Westerlay Orchids has taken an extra step to keep its flowers hydrated.
The Carpinteria company has started to place SmartWick, a self-watering system, in the Bloom Haus premium orchids it sells to stores.
SmartWick is a stick made from fiberglass or a similar material that goes inside a potted plant and pulls water to the roots, Westerlay Orchids owner and president Toine Overgaag told the News-Press.
He said SmartWick is being placed in orchids in Ralphs and other Kroger Co. stores and will be in orchids later this summer in Trader Joe’s and Albertsons.
The stick extends through the dirt and a hole in the bottom of a decorative pot. The stick draws water up from the reservoir below the pot. Westerlay Orchids recommends pouring 3 to 5 ounces of water into the pot when roots turn gray — once a week.
Mr. Overgaag, 47, explained the system, which is manufactured by a Dutch company, works because of capillary action — the ability of water to defy gravity.
“Think about if you’re in a restaurant, and you have a paper or cloth napkin. If you were to put it in a half cup of water, what happens?
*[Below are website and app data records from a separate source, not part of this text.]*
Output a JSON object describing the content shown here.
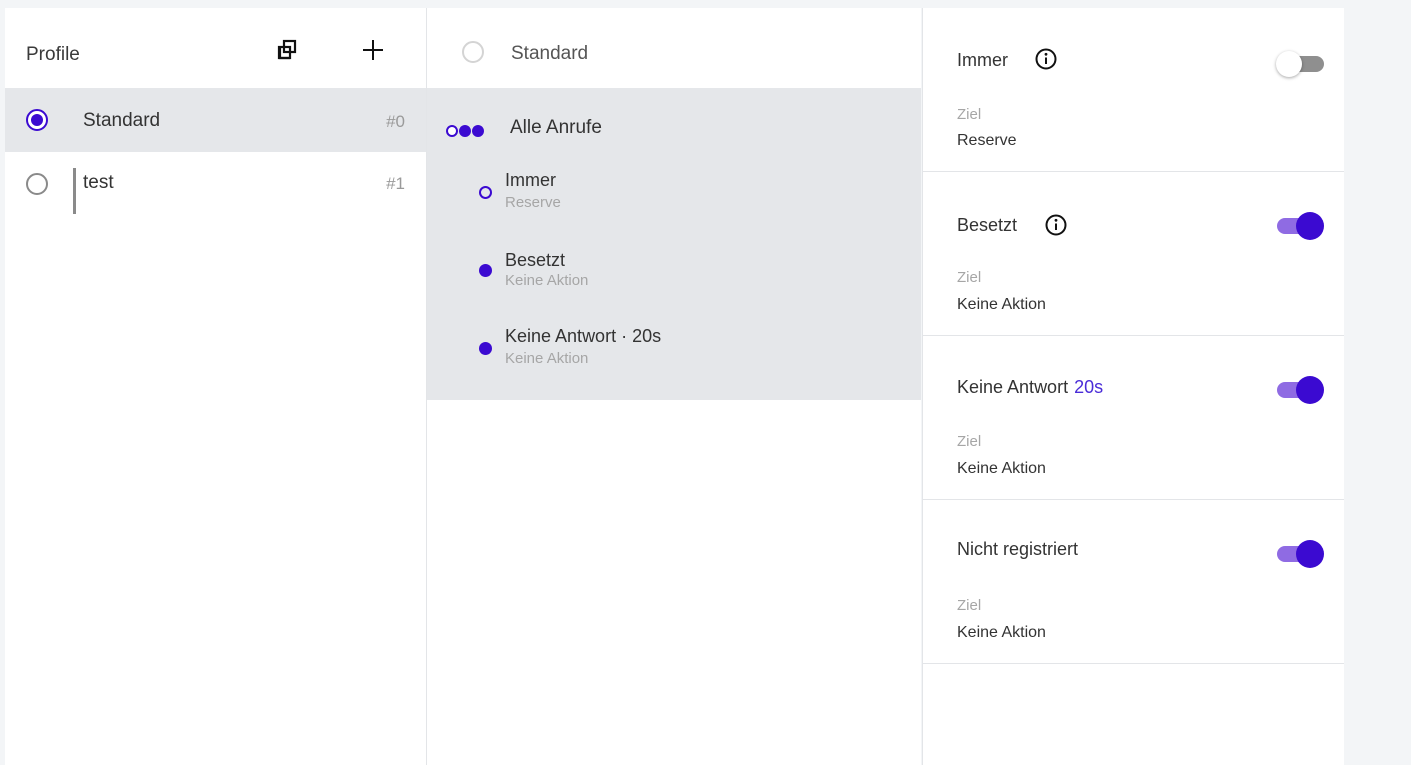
{
  "colors": {
    "accent": "#3b0ad1",
    "accent_light": "#8f6be3",
    "selected_bg": "#e5e7ea",
    "muted_text": "#a6a6a6"
  },
  "profiles": {
    "title": "Profile",
    "duplicate_icon": "duplicate-icon",
    "add_icon": "plus-icon",
    "items": [
      {
        "label": "Standard",
        "number": "#0",
        "selected": true
      },
      {
        "label": "test",
        "number": "#1",
        "selected": false
      }
    ]
  },
  "rules": {
    "header_label": "Standard",
    "all_calls_label": "Alle Anrufe",
    "items": [
      {
        "title": "Immer",
        "subtitle": "Reserve",
        "marker": "hollow"
      },
      {
        "title": "Besetzt",
        "subtitle": "Keine Aktion",
        "marker": "filled"
      },
      {
        "title": "Keine Antwort · 20s",
        "subtitle": "Keine Aktion",
        "marker": "filled"
      }
    ]
  },
  "details": {
    "target_label": "Ziel",
    "cards": [
      {
        "title": "Immer",
        "accent": "",
        "has_info": true,
        "enabled": false,
        "target": "Reserve"
      },
      {
        "title": "Besetzt",
        "accent": "",
        "has_info": true,
        "enabled": true,
        "target": "Keine Aktion"
      },
      {
        "title": "Keine Antwort",
        "accent": "20s",
        "has_info": false,
        "enabled": true,
        "target": "Keine Aktion"
      },
      {
        "title": "Nicht registriert",
        "accent": "",
        "has_info": false,
        "enabled": true,
        "target": "Keine Aktion"
      }
    ]
  }
}
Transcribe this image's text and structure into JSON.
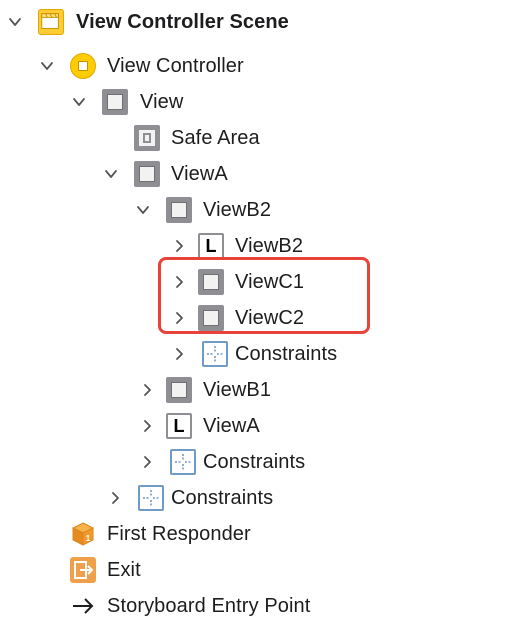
{
  "tree": {
    "scene": {
      "label": "View Controller Scene"
    },
    "view_controller": {
      "label": "View Controller"
    },
    "view": {
      "label": "View"
    },
    "safe_area": {
      "label": "Safe Area"
    },
    "viewA": {
      "label": "ViewA"
    },
    "viewB2": {
      "label": "ViewB2"
    },
    "viewB2_label": {
      "label": "ViewB2",
      "icon_glyph": "L"
    },
    "viewC1": {
      "label": "ViewC1"
    },
    "viewC2": {
      "label": "ViewC2"
    },
    "viewB2_constraints": {
      "label": "Constraints"
    },
    "viewB1": {
      "label": "ViewB1"
    },
    "viewA_label": {
      "label": "ViewA",
      "icon_glyph": "L"
    },
    "viewA_constraints": {
      "label": "Constraints"
    },
    "view_constraints": {
      "label": "Constraints"
    },
    "first_responder": {
      "label": "First Responder"
    },
    "exit": {
      "label": "Exit"
    },
    "entry_point": {
      "label": "Storyboard Entry Point"
    }
  },
  "colors": {
    "highlight": "#e8433a",
    "constraint_blue": "#6f9bc8",
    "view_gray": "#8e8e93",
    "controller_yellow": "#ffcc00",
    "exit_orange": "#f0a04b"
  },
  "icons": {
    "scene": "storyboard-scene-icon",
    "view_controller": "view-controller-icon",
    "view": "view-icon",
    "safe_area": "safe-area-icon",
    "label": "label-icon",
    "constraints": "constraints-icon",
    "first_responder": "first-responder-cube-icon",
    "exit": "exit-icon",
    "entry_point": "arrow-right-icon"
  }
}
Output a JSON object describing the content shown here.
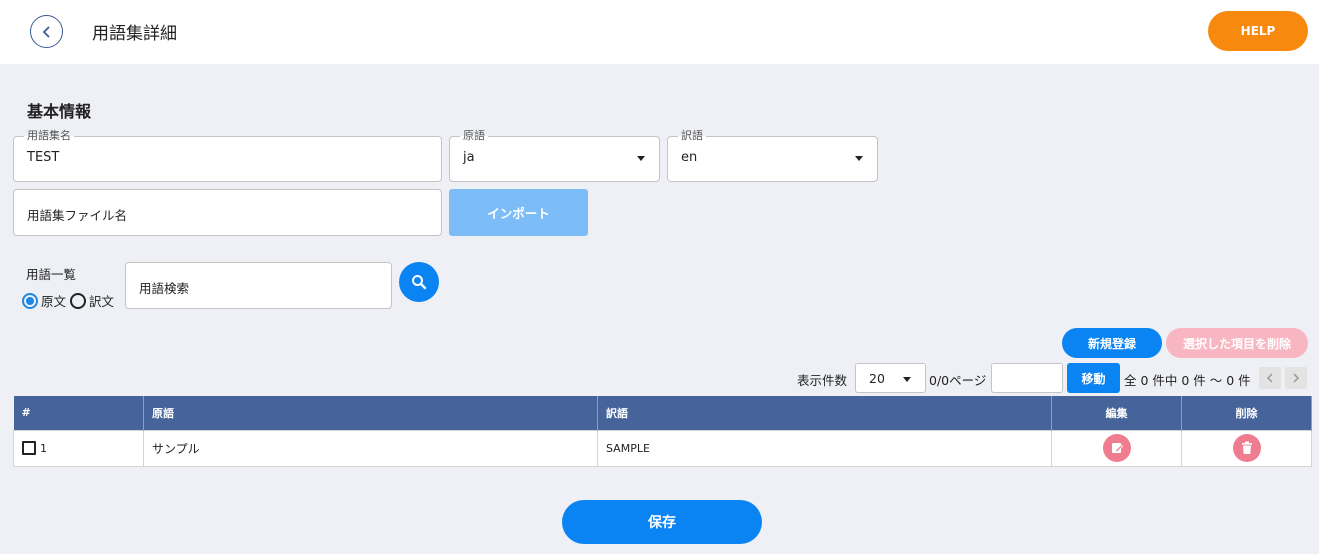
{
  "header": {
    "title": "用語集詳細",
    "help_label": "HELP"
  },
  "basic_info": {
    "section_title": "基本情報",
    "glossary_name": {
      "label": "用語集名",
      "value": "TEST"
    },
    "source_lang": {
      "label": "原語",
      "value": "ja"
    },
    "target_lang": {
      "label": "訳語",
      "value": "en"
    },
    "file_name_placeholder": "用語集ファイル名",
    "import_label": "インポート"
  },
  "term_list": {
    "label": "用語一覧",
    "radio_source": "原文",
    "radio_target": "訳文",
    "search_placeholder": "用語検索"
  },
  "actions": {
    "new_label": "新規登録",
    "delete_selected_label": "選択した項目を削除"
  },
  "pager": {
    "per_page_label": "表示件数",
    "per_page_value": "20",
    "page_info": "0/0ページ",
    "move_label": "移動",
    "total_info": "全 0 件中 0 件 ～ 0 件"
  },
  "table": {
    "headers": {
      "num": "#",
      "source": "原語",
      "target": "訳語",
      "edit": "編集",
      "delete": "削除"
    },
    "rows": [
      {
        "num": "1",
        "source": "サンプル",
        "target": "SAMPLE"
      }
    ]
  },
  "footer": {
    "save_label": "保存"
  },
  "colors": {
    "primary": "#0a84f3",
    "help": "#f7890e",
    "table_header": "#46649a",
    "row_icon": "#ef7d8f"
  }
}
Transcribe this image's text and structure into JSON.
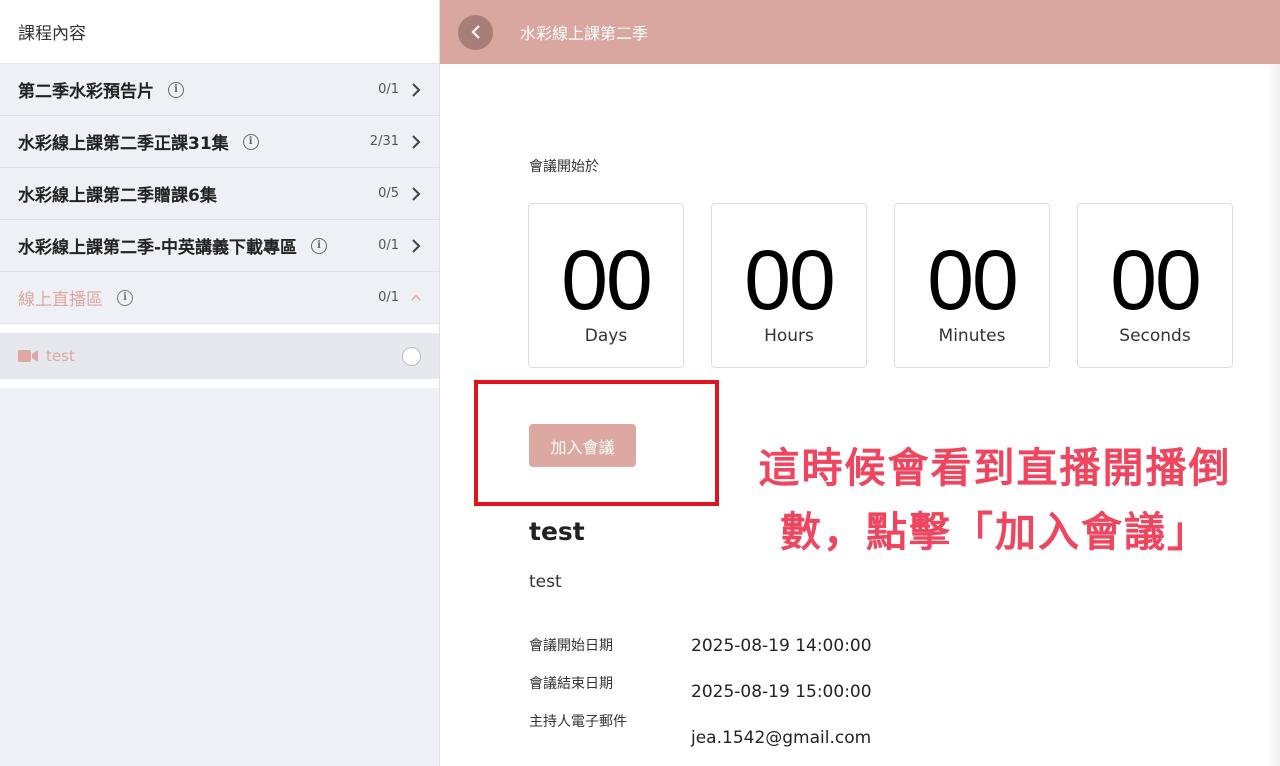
{
  "sidebar": {
    "header": "課程內容",
    "sections": [
      {
        "title": "第二季水彩預告片",
        "count": "0/1"
      },
      {
        "title": "水彩線上課第二季正課31集",
        "count": "2/31"
      },
      {
        "title": "水彩線上課第二季贈課6集",
        "count": "0/5"
      },
      {
        "title": "水彩線上課第二季-中英講義下載專區",
        "count": "0/1"
      },
      {
        "title": "線上直播區",
        "count": "0/1"
      }
    ],
    "info_glyph": "i",
    "lesson": {
      "title": "test"
    }
  },
  "topbar": {
    "title": "水彩線上課第二季"
  },
  "countdown": {
    "label": "會議開始於",
    "days": "00",
    "days_label": "Days",
    "hours": "00",
    "hours_label": "Hours",
    "minutes": "00",
    "minutes_label": "Minutes",
    "seconds": "00",
    "seconds_label": "Seconds"
  },
  "join_button": "加入會議",
  "annotation": {
    "line1": "這時候會看到直播開播倒",
    "line2": "數，點擊「加入會議」"
  },
  "meeting": {
    "title": "test",
    "description": "test",
    "start_label": "會議開始日期",
    "start_value": "2025-08-19 14:00:00",
    "end_label": "會議結束日期",
    "end_value": "2025-08-19 15:00:00",
    "host_label": "主持人電子郵件",
    "host_value": "jea.1542@gmail.com"
  },
  "colors": {
    "accent": "#d9a6a0",
    "accent_text": "#dca8a1",
    "annotation": "#f0455f",
    "highlight": "#e0141e"
  },
  "icons": [
    "back-arrow-icon",
    "info-icon",
    "chevron-right-icon",
    "chevron-up-icon",
    "video-camera-icon",
    "radio-circle-icon"
  ]
}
It doesn’t just stay wet where it’s touching the water,” Mr. Overgaag said.
He noted the water moves throughout the napkin in a process similar to that for SmartWick, which is useful for plants in general and orchids in particular.
“The reason it works so well for orchids is that orchids want just a little bit of water,” Mr. Overgaag explained. “It keeps a low but constant level of hydration for a much longer time.”
He said stores and customers alike benefit from the self-watering system.
“We want to make sure that when plants are in the store for a week or so, they stay nice and hydrated,” Mr. Overgaag said. “For customers, it makes taking care of the product at the home much, much easier.”
He said Westerlay Orchids isn’t charging stores extra for the presence of SmartWick in its pots and expects the volume of flowers sold will cover his company’s costs.
Mr. Overgaag said his company started testing SmartWick last fall after hearing about the Dutch product from a vendor in The Netherlands, where a company started to use the technology for plants a couple of years ago.
He gives the SmartWick high marks. “I don’t think there are any downsides to it.”
For more information about SmartWicks, call Westerlay Orchids at 684-5411, text “Wick” to 797979 or go to